_WORK TASK_
Every record should be written out again in full, with no character altered.

_DATA SHOWN_
========
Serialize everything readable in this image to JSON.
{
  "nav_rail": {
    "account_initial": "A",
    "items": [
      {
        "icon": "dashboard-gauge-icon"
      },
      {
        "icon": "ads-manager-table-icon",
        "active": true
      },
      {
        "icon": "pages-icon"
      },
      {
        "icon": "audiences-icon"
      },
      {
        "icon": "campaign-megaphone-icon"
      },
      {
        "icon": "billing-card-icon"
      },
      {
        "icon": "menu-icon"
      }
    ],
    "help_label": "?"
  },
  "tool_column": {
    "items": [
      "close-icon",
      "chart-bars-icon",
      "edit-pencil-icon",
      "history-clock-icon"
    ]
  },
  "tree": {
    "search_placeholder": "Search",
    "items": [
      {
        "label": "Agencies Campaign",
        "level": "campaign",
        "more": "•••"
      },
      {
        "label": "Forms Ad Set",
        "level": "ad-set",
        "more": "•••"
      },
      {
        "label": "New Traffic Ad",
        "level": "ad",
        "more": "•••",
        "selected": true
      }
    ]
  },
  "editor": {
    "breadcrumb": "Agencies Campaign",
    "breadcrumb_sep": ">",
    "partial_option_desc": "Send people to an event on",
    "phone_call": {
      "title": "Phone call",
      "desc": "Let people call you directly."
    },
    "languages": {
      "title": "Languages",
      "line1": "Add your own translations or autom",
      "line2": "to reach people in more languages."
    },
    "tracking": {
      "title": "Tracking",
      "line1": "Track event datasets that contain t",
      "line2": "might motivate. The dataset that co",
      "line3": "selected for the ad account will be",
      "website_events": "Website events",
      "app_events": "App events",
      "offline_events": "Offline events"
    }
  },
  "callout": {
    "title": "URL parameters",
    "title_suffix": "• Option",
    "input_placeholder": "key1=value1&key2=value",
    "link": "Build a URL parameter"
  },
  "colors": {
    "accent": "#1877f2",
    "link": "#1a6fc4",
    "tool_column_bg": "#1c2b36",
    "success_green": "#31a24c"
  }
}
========
_OUTPUT FOR THIS TASK_
Serialize everything readable in this image to JSON.
{
  "nav_rail": {
    "account_initial": "A",
    "items": [
      {
        "icon": "dashboard-gauge-icon"
      },
      {
        "icon": "ads-manager-table-icon",
        "active": true
      },
      {
        "icon": "pages-icon"
      },
      {
        "icon": "audiences-icon"
      },
      {
        "icon": "campaign-megaphone-icon"
      },
      {
        "icon": "billing-card-icon"
      },
      {
        "icon": "menu-icon"
      }
    ],
    "help_label": "?"
  },
  "tool_column": {
    "items": [
      "close-icon",
      "chart-bars-icon",
      "edit-pencil-icon",
      "history-clock-icon"
    ]
  },
  "tree": {
    "search_placeholder": "Search",
    "items": [
      {
        "label": "Agencies Campaign",
        "level": "campaign",
        "more": "•••"
      },
      {
        "label": "Forms Ad Set",
        "level": "ad-set",
        "more": "•••"
      },
      {
        "label": "New Traffic Ad",
        "level": "ad",
        "more": "•••",
        "selected": true
      }
    ]
  },
  "editor": {
    "breadcrumb": "Agencies Campaign",
    "breadcrumb_sep": ">",
    "partial_option_desc": "Send people to an event on",
    "phone_call": {
      "title": "Phone call",
      "desc": "Let people call you directly."
    },
    "languages": {
      "title": "Languages",
      "line1": "Add your own translations or autom",
      "line2": "to reach people in more languages."
    },
    "tracking": {
      "title": "Tracking",
      "line1": "Track event datasets that contain t",
      "line2": "might motivate. The dataset that co",
      "line3": "selected for the ad account will be",
      "website_events": "Website events",
      "app_events": "App events",
      "offline_events": "Offline events"
    }
  },
  "callout": {
    "title": "URL parameters",
    "title_suffix": "• Option",
    "input_placeholder": "key1=value1&key2=value",
    "link": "Build a URL parameter"
  },
  "colors": {
    "accent": "#1877f2",
    "link": "#1a6fc4",
    "tool_column_bg": "#1c2b36",
    "success_green": "#31a24c"
  }
}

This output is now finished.